All organisms, from mammals to fungi, have daily cycles controlled by a tightly regulated internal clock called the circadian clock.
The circadian clock is influenced by exposure to light and dictates the wake-sleep cycle. At the cellular level, the clock is controlled by a complex network of genes and proteins that switch each other on and off based on cues from their environment and most genes involved in the regulation of the circadian clock have been characterized, but a key component was missing in mammals.
In a new study, a team performed a genome-wide chromatin immunoprecipitation analysis for genes that were the target of BMAL1, a core clock component that binds to many other clock genes, regulating their transcription.
CHRONO's interaction and the role of CHRONO as a transcriptional repressor.(A and B) Immunoblots show expression of proteins in COS7 cells transfected with the indicated plasmids after IP with antibodies. INPUT indicates immunoblotting results of total cell lysates. (C) Endogenous BMAL1 and CHRONO interaction in the WT and Chrono KO mice liver. (D) Effects of Chrono expression on the Per2 promoter luciferase activity. Overexpressed CHRONO repressed transactivation by exogenous expression of BMAL1 and CLOCK (B/C) in the Per2 promoter in a similar way to Cry2. Bars represent means ± S.E.M. of four samples (**p<0.001, Student's t test). (E) An HDAC inhibitor (100 nM TSA) restored the Chrono-derived repression of transactivation with BMAL1 and CLOCK (B/C) on the Per2 promoter. The basal transcriptional activity of Per2 promoter in each experiment was set to 1. Data are means ± S.E.M. of four samples (**p<0.001, Student's t test). (F and G) CHRONO and HDAC1 interaction in vitro. Co-IP assays of COS7 cells using HA-tagged CHRONO and FLAG-tagged HDAC1 as indicated. HA protein was used as negative control. doi:10.1371/journal.pbio.1001839

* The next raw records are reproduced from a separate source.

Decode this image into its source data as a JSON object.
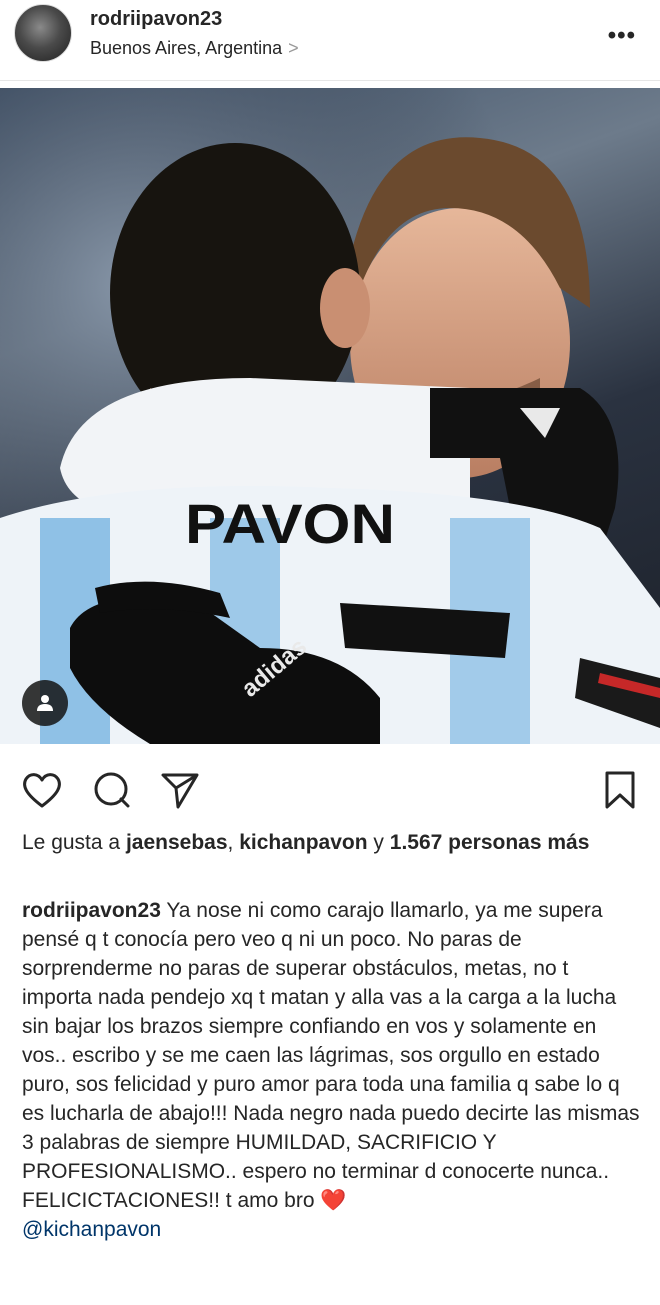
{
  "post": {
    "username": "rodriipavon23",
    "location": "Buenos Aires, Argentina",
    "location_chevron": ">",
    "more_label": "•••",
    "photo": {
      "jersey_text": "PAVON",
      "brand": "adidas"
    },
    "likes": {
      "prefix": "Le gusta a",
      "user1": "jaensebas",
      "separator": ",",
      "user2": "kichanpavon",
      "conj": "y",
      "count": "1.567",
      "suffix": "personas más"
    },
    "caption": {
      "username": "rodriipavon23",
      "text": "Ya nose ni como carajo llamarlo, ya me supera pensé q t conocía pero veo q ni un poco. No paras de sorprenderme no paras de superar obstáculos, metas, no t importa nada pendejo xq t matan y alla vas a la carga a la lucha sin bajar los brazos siempre confiando en vos y solamente en vos.. escribo y se me caen las lágrimas, sos orgullo en estado puro, sos felicidad y puro amor para toda una familia q sabe lo q es lucharla de abajo!!! Nada negro nada puedo decirte las mismas 3 palabras de siempre HUMILDAD, SACRIFICIO Y PROFESIONALISMO.. espero no terminar d conocerte nunca.. FELICICTACIONES!! t amo bro",
      "emoji": "❤️",
      "mention": "@kichanpavon"
    }
  },
  "icons": {
    "like": "heart-outline-icon",
    "comment": "comment-bubble-icon",
    "share": "paper-plane-icon",
    "save": "bookmark-icon",
    "tag": "user-tag-icon",
    "more": "more-options-icon"
  },
  "colors": {
    "text": "#262626",
    "mention": "#003569",
    "heart_emoji": "#e0252b"
  }
}
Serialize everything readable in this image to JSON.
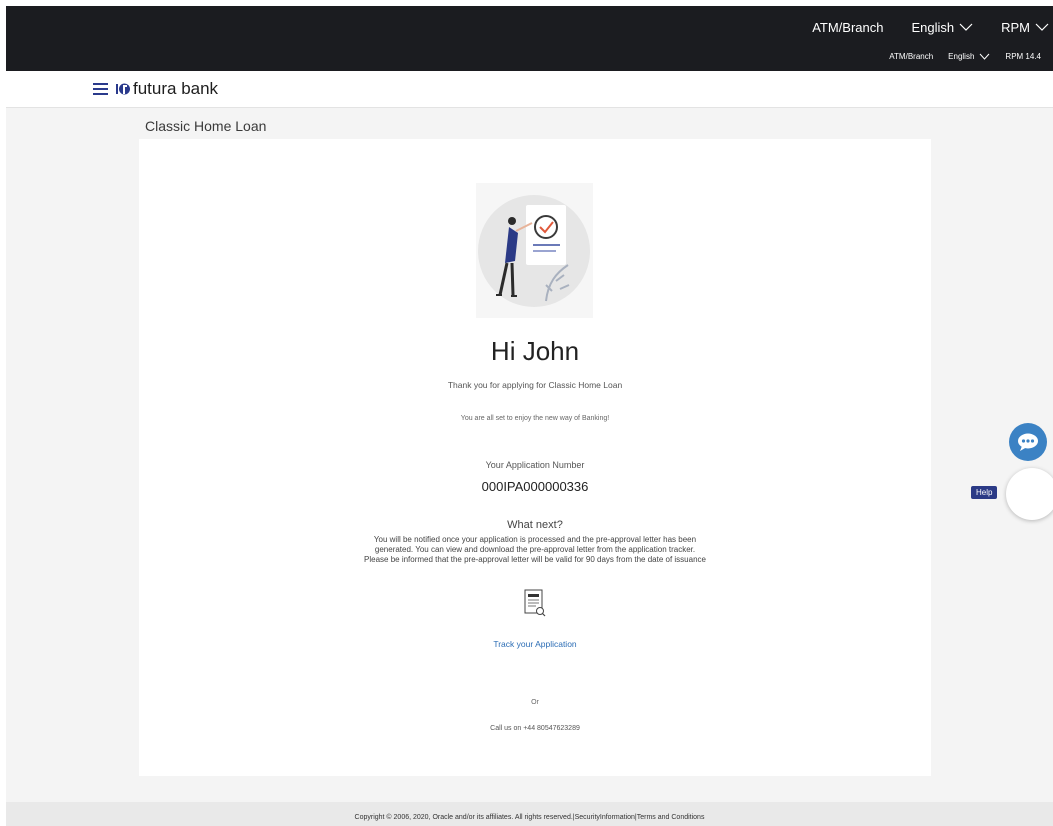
{
  "topbar": {
    "row1": {
      "atm_branch": "ATM/Branch",
      "language": "English",
      "user": "RPM"
    },
    "row2": {
      "atm_branch": "ATM/Branch",
      "language": "English",
      "user": "RPM 14.4"
    }
  },
  "header": {
    "brand": "futura bank"
  },
  "page": {
    "title": "Classic Home Loan"
  },
  "card": {
    "greeting": "Hi John",
    "thanks": "Thank you for applying for Classic Home Loan",
    "all_set": "You are all set to enjoy the new way of Banking!",
    "application_number_label": "Your Application Number",
    "application_number": "000IPA000000336",
    "what_next": "What next?",
    "notice_line1": "You will be notified once your application is processed and the pre-approval letter has been",
    "notice_line2": "generated. You can view and download the pre-approval letter from the application tracker.",
    "notice_line3": "Please be informed that the pre-approval letter will be valid for 90 days from the date of issuance",
    "track_link": "Track your Application",
    "or": "Or",
    "call": "Call us on +44 80547623289"
  },
  "help": {
    "label": "Help"
  },
  "footer": {
    "copyright": "Copyright © 2006, 2020, Oracle and/or its affiliates. All rights reserved.|",
    "security": "SecurityInformation",
    "separator": "|",
    "terms": "Terms and Conditions"
  },
  "colors": {
    "topbar": "#1b1c20",
    "accent": "#2b3a86",
    "link": "#2c6db5",
    "chat": "#3b82c4"
  }
}
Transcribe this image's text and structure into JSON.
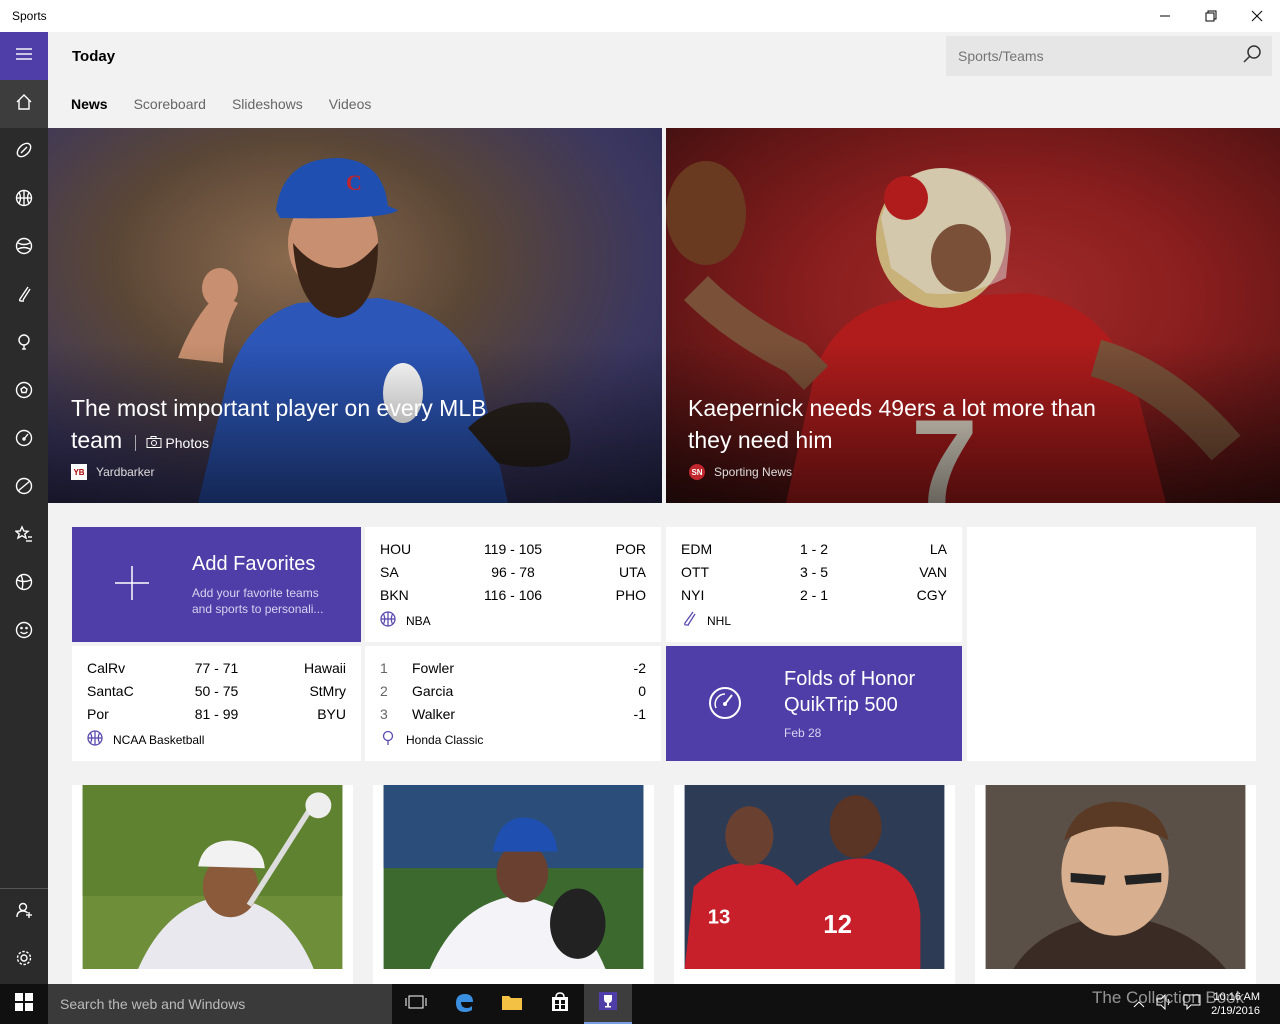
{
  "window": {
    "title": "Sports"
  },
  "header": {
    "title": "Today",
    "search_placeholder": "Sports/Teams",
    "tabs": [
      {
        "label": "News",
        "active": true
      },
      {
        "label": "Scoreboard",
        "active": false
      },
      {
        "label": "Slideshows",
        "active": false
      },
      {
        "label": "Videos",
        "active": false
      }
    ]
  },
  "rail": {
    "items": [
      "menu-icon",
      "home-icon",
      "football-icon",
      "basketball-icon",
      "baseball-icon",
      "hockey-icon",
      "golf-icon",
      "soccer-icon",
      "racing-icon",
      "tennis-icon",
      "favorites-icon",
      "sports-icon",
      "fun-icon"
    ],
    "bottom": [
      "sign-in-icon",
      "settings-icon"
    ]
  },
  "hero": [
    {
      "headline": "The most important player on every MLB team",
      "tag": "Photos",
      "source": "Yardbarker",
      "logo": "YB"
    },
    {
      "headline": "Kaepernick needs 49ers a lot more than they need him",
      "source": "Sporting News",
      "logo": "SN"
    }
  ],
  "favorites": {
    "title": "Add Favorites",
    "subtitle": "Add your favorite teams and sports to personali..."
  },
  "nba": {
    "league": "NBA",
    "games": [
      {
        "home": "HOU",
        "score": "119  -  105",
        "away": "POR"
      },
      {
        "home": "SA",
        "score": "96  -  78",
        "away": "UTA"
      },
      {
        "home": "BKN",
        "score": "116  -  106",
        "away": "PHO"
      }
    ]
  },
  "nhl": {
    "league": "NHL",
    "games": [
      {
        "home": "EDM",
        "score": "1  -  2",
        "away": "LA"
      },
      {
        "home": "OTT",
        "score": "3  -  5",
        "away": "VAN"
      },
      {
        "home": "NYI",
        "score": "2  -  1",
        "away": "CGY"
      }
    ]
  },
  "ncaa": {
    "league": "NCAA Basketball",
    "games": [
      {
        "home": "CalRv",
        "score": "77  -  71",
        "away": "Hawaii"
      },
      {
        "home": "SantaC",
        "score": "50  -  75",
        "away": "StMry"
      },
      {
        "home": "Por",
        "score": "81  -  99",
        "away": "BYU"
      }
    ]
  },
  "golf": {
    "league": "Honda Classic",
    "players": [
      {
        "rank": "1",
        "name": "Fowler",
        "par": "-2"
      },
      {
        "rank": "2",
        "name": "Garcia",
        "par": "0"
      },
      {
        "rank": "3",
        "name": "Walker",
        "par": "-1"
      }
    ]
  },
  "race": {
    "title": "Folds of Honor QuikTrip 500",
    "date": "Feb 28"
  },
  "taskbar": {
    "search_placeholder": "Search the web and Windows",
    "time": "10:16 AM",
    "date": "2/19/2016",
    "watermark": "The Collection Book"
  },
  "colors": {
    "accent": "#4f3ea8",
    "rail": "#2b2b2b"
  }
}
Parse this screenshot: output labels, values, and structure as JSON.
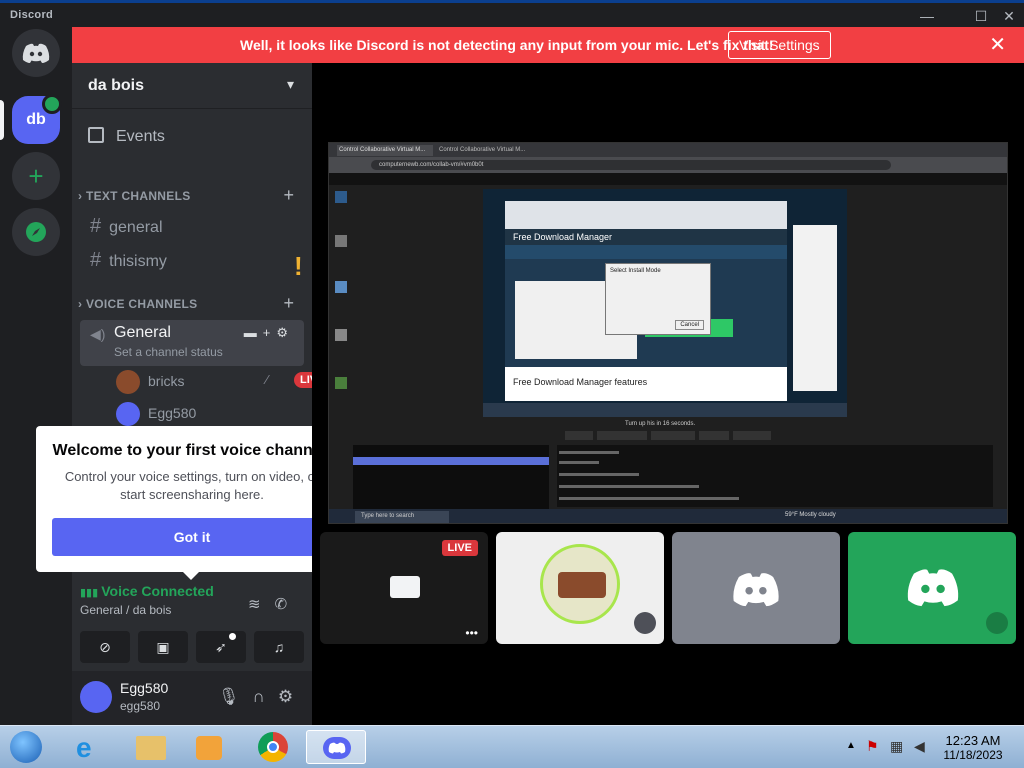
{
  "window": {
    "app_name": "Discord",
    "minimize": "—",
    "maximize": "☐",
    "close": "✕"
  },
  "banner": {
    "message": "Well, it looks like Discord is not detecting any input from your mic. Let's fix that!",
    "action": "Visit Settings",
    "close": "✕"
  },
  "rail": {
    "server_initials": "db"
  },
  "server": {
    "name": "da bois",
    "events_label": "Events",
    "text_category": "TEXT CHANNELS",
    "text_channels": [
      "general",
      "thisismy"
    ],
    "voice_category": "VOICE CHANNELS",
    "voice_channel": {
      "name": "General",
      "status_placeholder": "Set a channel status",
      "users": [
        {
          "name": "bricks",
          "badge": "LIVE"
        },
        {
          "name": "Egg580"
        }
      ]
    }
  },
  "popup": {
    "title": "Welcome to your first voice channel!",
    "body": "Control your voice settings, turn on video, or start screensharing here.",
    "button": "Got it"
  },
  "voice_status": {
    "title": "Voice Connected",
    "location": "General / da bois"
  },
  "user": {
    "display_name": "Egg580",
    "username": "egg580"
  },
  "stage": {
    "live_badge": "LIVE",
    "stream_menu": "•••",
    "inner_browser": {
      "tab1": "Control Collaborative Virtual M...",
      "tab2": "Control Collaborative Virtual M...",
      "url": "computernewb.com/collab-vm/#vm0b0t",
      "site_title": "Free Download Manager",
      "features_heading": "Free Download Manager features",
      "turn_text": "Turn up his in 16 seconds.",
      "search_text": "Type here to search",
      "weather": "59°F Mostly cloudy",
      "dialog_title": "Select Install Mode",
      "cancel": "Cancel"
    }
  },
  "taskbar": {
    "time": "12:23 AM",
    "date": "11/18/2023"
  },
  "colors": {
    "blurple": "#5865f2",
    "danger": "#f23f43",
    "green": "#23a55a",
    "sidebar": "#2b2d31",
    "rail": "#1e1f22"
  }
}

The authors characterize a new circadian gene that they named Chrono and show that Chrono functions as a transcriptional repressor of the negative feedback loop in the mammalian clock: the protein CHRONO binds to the regulatory region of clock genes, with its repressor function oscillating in a circadian manner. The expression of core clock genes is altered in mice lacking the Chrono gene, and the mice have longer circadian cycles.
"These results suggest that Chrono functions as a core clock repressor," conclude the authors.
In addition, they demonstrate that the repression mechanism of Chrono is under epigenetic control and links, via a glucocorticoid receptor, to metabolic pathways triggered by behavioral stress.